So it’s not merely apps and third-party software, even tech giants like Microsoft, Google and Apple are already paying close attention to overall well being. In last year’s Apple announcement, the Apple Watch Series 5 for example, has taken up health as one of its Unique Selling Points.
Google’s digital wellbeing component monitors how much time you spend on each app daily. It also allows you to set timers for certain apps. Additionally, the “Wind Down” feature on Android lets you specify a time period where your phone switches into monochrome and snoozes your alerts and notifications.
With Android 10, Google doubled down on the Wellbeing features. For example, toggling the “Focus Mode” allows you to mute apps you consider to be distracting. Another handy feature lets you set timers to restrict time spent on certain websites. All these are convenient means of introducing health and wellbeing components to users without being too intrusive.
Technology is only an enabler
An underlying concern in the modern environment is that we often take the conveniences of technology for granted. Today, you can track most of your physical activities by simply wearing a fitness band and syncing it to your phone. You can get apps to regularly remind you about your active to-do list. It’s all at the convenience of your fingertips, literally. Though admittedly, it’s a bit ironic that the very thing that gets in the way of our health and wellbeing, is also helping us detox.
At the end of the day, technology is only an enabler. Everything boils down to self-motivation. For example, activity trackers like Fitbit and other smartwatches are popular today. But as per Gayantha de Zoysa — Founder of fitness platform Strive.lk, these don’t magically turn you into a fitness freak. Rather, they help you improve what you may have been doing already. “If you were crossing 4,000 steps before, it might help you to clock in 6,000 steps now as a result of using activity trackers”. But for those who are really serious, this type of tech can help them keep an accurate record of their daily workout routine.

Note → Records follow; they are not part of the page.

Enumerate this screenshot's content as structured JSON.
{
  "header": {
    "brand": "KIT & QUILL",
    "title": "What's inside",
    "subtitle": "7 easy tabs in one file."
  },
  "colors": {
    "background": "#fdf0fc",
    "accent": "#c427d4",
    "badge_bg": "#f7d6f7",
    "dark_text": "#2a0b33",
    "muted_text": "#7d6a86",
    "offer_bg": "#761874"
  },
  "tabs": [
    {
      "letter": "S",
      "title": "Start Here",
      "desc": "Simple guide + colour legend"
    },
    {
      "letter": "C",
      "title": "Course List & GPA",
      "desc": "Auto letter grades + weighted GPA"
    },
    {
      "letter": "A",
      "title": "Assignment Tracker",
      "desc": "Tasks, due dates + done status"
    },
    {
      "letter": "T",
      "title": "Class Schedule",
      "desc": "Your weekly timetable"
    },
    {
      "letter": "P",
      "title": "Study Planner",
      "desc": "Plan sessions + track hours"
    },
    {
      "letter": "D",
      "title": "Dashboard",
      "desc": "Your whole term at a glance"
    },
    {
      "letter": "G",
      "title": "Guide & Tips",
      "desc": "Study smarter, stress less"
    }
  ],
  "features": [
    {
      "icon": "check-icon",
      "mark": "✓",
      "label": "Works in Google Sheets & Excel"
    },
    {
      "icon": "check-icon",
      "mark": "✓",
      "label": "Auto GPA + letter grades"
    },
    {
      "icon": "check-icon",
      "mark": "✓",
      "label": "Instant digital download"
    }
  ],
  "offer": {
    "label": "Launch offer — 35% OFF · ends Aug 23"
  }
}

Countries like Sri Lanka have a tendency to follow western trends. Particularly involving health and fitness. But they may not always be practical in a local context. In the case of adopting dietary options, organic food, for instance, may not be accessible or even affordable for everyone.
Additionally, apps like BodyFast may help you maintain a proper fasting schedule. But these apps don’t always provide an end-to-end solution. As Keiffer James, Fitness Coach at Strive.lk puts it, it’s also important to pay attention to what you’re eating during the non-fasting period. He further notes that what you eat to break the fast is the most important and these factors are not always considered when it comes to apps or other tech-based solutions.
Technology will help you get fit, but it’s no magic potion
Personally, tech has definitely helped my health and wellbeing. It has also helped people like Bhanuka to lose weight effectively. Furthermore, tech is also helping so many platforms to create better awareness around health and fitness.
But it should be understood that tech isn’t some magic potion that will transform you overnight. As Gayantha points out, a lot of it drills down to self-motivation and how you carry yourself in achieving your fitness goals. What’s more is that long lasting results take time. Patience and discipline goes a long way.
Here’s to getting fit and healthy!